# Input records
══════════════════════════════
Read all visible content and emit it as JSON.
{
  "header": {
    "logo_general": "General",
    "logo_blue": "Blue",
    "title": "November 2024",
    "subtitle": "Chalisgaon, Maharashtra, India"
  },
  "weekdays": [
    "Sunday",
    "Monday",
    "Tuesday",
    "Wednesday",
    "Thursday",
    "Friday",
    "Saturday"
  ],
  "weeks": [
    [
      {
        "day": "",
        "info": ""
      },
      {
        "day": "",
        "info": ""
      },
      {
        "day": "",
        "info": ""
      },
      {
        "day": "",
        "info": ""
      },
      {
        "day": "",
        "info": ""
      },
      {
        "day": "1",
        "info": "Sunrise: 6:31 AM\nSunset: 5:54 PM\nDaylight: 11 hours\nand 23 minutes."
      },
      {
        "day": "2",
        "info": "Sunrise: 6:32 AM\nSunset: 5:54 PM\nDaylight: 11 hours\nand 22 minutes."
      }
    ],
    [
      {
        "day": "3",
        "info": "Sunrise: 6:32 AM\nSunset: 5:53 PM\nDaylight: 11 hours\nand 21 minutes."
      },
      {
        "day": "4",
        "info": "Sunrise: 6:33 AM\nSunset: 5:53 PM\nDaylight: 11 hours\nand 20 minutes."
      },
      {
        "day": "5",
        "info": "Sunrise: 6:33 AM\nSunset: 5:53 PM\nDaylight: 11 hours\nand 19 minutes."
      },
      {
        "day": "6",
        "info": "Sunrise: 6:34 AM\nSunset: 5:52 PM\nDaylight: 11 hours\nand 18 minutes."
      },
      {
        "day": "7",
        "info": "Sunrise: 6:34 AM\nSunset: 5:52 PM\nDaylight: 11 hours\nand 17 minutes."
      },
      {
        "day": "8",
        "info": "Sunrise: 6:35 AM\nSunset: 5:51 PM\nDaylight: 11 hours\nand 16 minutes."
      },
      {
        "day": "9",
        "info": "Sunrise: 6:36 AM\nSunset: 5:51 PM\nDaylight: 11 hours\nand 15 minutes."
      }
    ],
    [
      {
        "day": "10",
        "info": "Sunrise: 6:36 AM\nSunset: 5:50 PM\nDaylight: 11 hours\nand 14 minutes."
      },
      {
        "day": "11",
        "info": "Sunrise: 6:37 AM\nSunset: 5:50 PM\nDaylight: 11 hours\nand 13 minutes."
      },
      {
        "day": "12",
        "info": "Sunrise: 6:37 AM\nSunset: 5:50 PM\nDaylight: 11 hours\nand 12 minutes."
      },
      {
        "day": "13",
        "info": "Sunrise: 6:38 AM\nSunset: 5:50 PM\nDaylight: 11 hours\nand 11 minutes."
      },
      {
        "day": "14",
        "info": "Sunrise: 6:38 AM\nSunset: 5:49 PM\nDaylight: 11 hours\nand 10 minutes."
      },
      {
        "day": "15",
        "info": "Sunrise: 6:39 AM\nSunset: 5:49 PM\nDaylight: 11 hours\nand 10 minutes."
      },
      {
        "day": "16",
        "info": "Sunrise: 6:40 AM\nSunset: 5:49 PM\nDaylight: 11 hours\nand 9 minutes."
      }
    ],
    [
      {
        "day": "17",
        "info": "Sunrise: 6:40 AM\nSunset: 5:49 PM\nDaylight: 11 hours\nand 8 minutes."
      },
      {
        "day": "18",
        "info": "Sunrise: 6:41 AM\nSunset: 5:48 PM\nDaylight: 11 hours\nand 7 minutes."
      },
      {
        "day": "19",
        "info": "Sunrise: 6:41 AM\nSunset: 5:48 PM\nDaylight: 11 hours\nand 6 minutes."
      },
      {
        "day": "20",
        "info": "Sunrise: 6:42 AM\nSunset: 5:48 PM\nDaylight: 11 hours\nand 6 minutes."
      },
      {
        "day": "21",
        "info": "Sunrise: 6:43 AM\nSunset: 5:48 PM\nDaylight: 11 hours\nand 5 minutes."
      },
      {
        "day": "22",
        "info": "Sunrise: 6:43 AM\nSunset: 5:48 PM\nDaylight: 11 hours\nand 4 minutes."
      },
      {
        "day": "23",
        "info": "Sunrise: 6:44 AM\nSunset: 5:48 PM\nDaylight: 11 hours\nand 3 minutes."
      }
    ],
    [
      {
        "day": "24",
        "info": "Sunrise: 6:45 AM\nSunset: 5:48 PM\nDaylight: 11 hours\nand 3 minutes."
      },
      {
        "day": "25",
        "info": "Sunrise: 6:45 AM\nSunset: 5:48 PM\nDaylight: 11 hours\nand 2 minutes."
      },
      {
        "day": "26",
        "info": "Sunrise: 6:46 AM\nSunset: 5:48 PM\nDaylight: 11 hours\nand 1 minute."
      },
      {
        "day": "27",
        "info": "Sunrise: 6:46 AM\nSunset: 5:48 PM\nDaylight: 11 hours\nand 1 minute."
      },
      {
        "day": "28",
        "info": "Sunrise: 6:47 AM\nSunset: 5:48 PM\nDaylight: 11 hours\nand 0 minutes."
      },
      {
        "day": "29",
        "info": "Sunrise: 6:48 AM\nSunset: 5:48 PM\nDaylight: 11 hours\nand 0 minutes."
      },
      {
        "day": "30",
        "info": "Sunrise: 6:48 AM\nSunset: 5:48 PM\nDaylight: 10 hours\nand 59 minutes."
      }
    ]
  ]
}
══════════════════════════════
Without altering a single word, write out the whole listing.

# Response
Read all visible content and emit it as JSON.
{
  "header": {
    "logo_general": "General",
    "logo_blue": "Blue",
    "title": "November 2024",
    "subtitle": "Chalisgaon, Maharashtra, India"
  },
  "weekdays": [
    "Sunday",
    "Monday",
    "Tuesday",
    "Wednesday",
    "Thursday",
    "Friday",
    "Saturday"
  ],
  "weeks": [
    [
      {
        "day": "",
        "info": ""
      },
      {
        "day": "",
        "info": ""
      },
      {
        "day": "",
        "info": ""
      },
      {
        "day": "",
        "info": ""
      },
      {
        "day": "",
        "info": ""
      },
      {
        "day": "1",
        "info": "Sunrise: 6:31 AM\nSunset: 5:54 PM\nDaylight: 11 hours\nand 23 minutes."
      },
      {
        "day": "2",
        "info": "Sunrise: 6:32 AM\nSunset: 5:54 PM\nDaylight: 11 hours\nand 22 minutes."
      }
    ],
    [
      {
        "day": "3",
        "info": "Sunrise: 6:32 AM\nSunset: 5:53 PM\nDaylight: 11 hours\nand 21 minutes."
      },
      {
        "day": "4",
        "info": "Sunrise: 6:33 AM\nSunset: 5:53 PM\nDaylight: 11 hours\nand 20 minutes."
      },
      {
        "day": "5",
        "info": "Sunrise: 6:33 AM\nSunset: 5:53 PM\nDaylight: 11 hours\nand 19 minutes."
      },
      {
        "day": "6",
        "info": "Sunrise: 6:34 AM\nSunset: 5:52 PM\nDaylight: 11 hours\nand 18 minutes."
      },
      {
        "day": "7",
        "info": "Sunrise: 6:34 AM\nSunset: 5:52 PM\nDaylight: 11 hours\nand 17 minutes."
      },
      {
        "day": "8",
        "info": "Sunrise: 6:35 AM\nSunset: 5:51 PM\nDaylight: 11 hours\nand 16 minutes."
      },
      {
        "day": "9",
        "info": "Sunrise: 6:36 AM\nSunset: 5:51 PM\nDaylight: 11 hours\nand 15 minutes."
      }
    ],
    [
      {
        "day": "10",
        "info": "Sunrise: 6:36 AM\nSunset: 5:50 PM\nDaylight: 11 hours\nand 14 minutes."
      },
      {
        "day": "11",
        "info": "Sunrise: 6:37 AM\nSunset: 5:50 PM\nDaylight: 11 hours\nand 13 minutes."
      },
      {
        "day": "12",
        "info": "Sunrise: 6:37 AM\nSunset: 5:50 PM\nDaylight: 11 hours\nand 12 minutes."
      },
      {
        "day": "13",
        "info": "Sunrise: 6:38 AM\nSunset: 5:50 PM\nDaylight: 11 hours\nand 11 minutes."
      },
      {
        "day": "14",
        "info": "Sunrise: 6:38 AM\nSunset: 5:49 PM\nDaylight: 11 hours\nand 10 minutes."
      },
      {
        "day": "15",
        "info": "Sunrise: 6:39 AM\nSunset: 5:49 PM\nDaylight: 11 hours\nand 10 minutes."
      },
      {
        "day": "16",
        "info": "Sunrise: 6:40 AM\nSunset: 5:49 PM\nDaylight: 11 hours\nand 9 minutes."
      }
    ],
    [
      {
        "day": "17",
        "info": "Sunrise: 6:40 AM\nSunset: 5:49 PM\nDaylight: 11 hours\nand 8 minutes."
      },
      {
        "day": "18",
        "info": "Sunrise: 6:41 AM\nSunset: 5:48 PM\nDaylight: 11 hours\nand 7 minutes."
      },
      {
        "day": "19",
        "info": "Sunrise: 6:41 AM\nSunset: 5:48 PM\nDaylight: 11 hours\nand 6 minutes."
      },
      {
        "day": "20",
        "info": "Sunrise: 6:42 AM\nSunset: 5:48 PM\nDaylight: 11 hours\nand 6 minutes."
      },
      {
        "day": "21",
        "info": "Sunrise: 6:43 AM\nSunset: 5:48 PM\nDaylight: 11 hours\nand 5 minutes."
      },
      {
        "day": "22",
        "info": "Sunrise: 6:43 AM\nSunset: 5:48 PM\nDaylight: 11 hours\nand 4 minutes."
      },
      {
        "day": "23",
        "info": "Sunrise: 6:44 AM\nSunset: 5:48 PM\nDaylight: 11 hours\nand 3 minutes."
      }
    ],
    [
      {
        "day": "24",
        "info": "Sunrise: 6:45 AM\nSunset: 5:48 PM\nDaylight: 11 hours\nand 3 minutes."
      },
      {
        "day": "25",
        "info": "Sunrise: 6:45 AM\nSunset: 5:48 PM\nDaylight: 11 hours\nand 2 minutes."
      },
      {
        "day": "26",
        "info": "Sunrise: 6:46 AM\nSunset: 5:48 PM\nDaylight: 11 hours\nand 1 minute."
      },
      {
        "day": "27",
        "info": "Sunrise: 6:46 AM\nSunset: 5:48 PM\nDaylight: 11 hours\nand 1 minute."
      },
      {
        "day": "28",
        "info": "Sunrise: 6:47 AM\nSunset: 5:48 PM\nDaylight: 11 hours\nand 0 minutes."
      },
      {
        "day": "29",
        "info": "Sunrise: 6:48 AM\nSunset: 5:48 PM\nDaylight: 11 hours\nand 0 minutes."
      },
      {
        "day": "30",
        "info": "Sunrise: 6:48 AM\nSunset: 5:48 PM\nDaylight: 10 hours\nand 59 minutes."
      }
    ]
  ]
}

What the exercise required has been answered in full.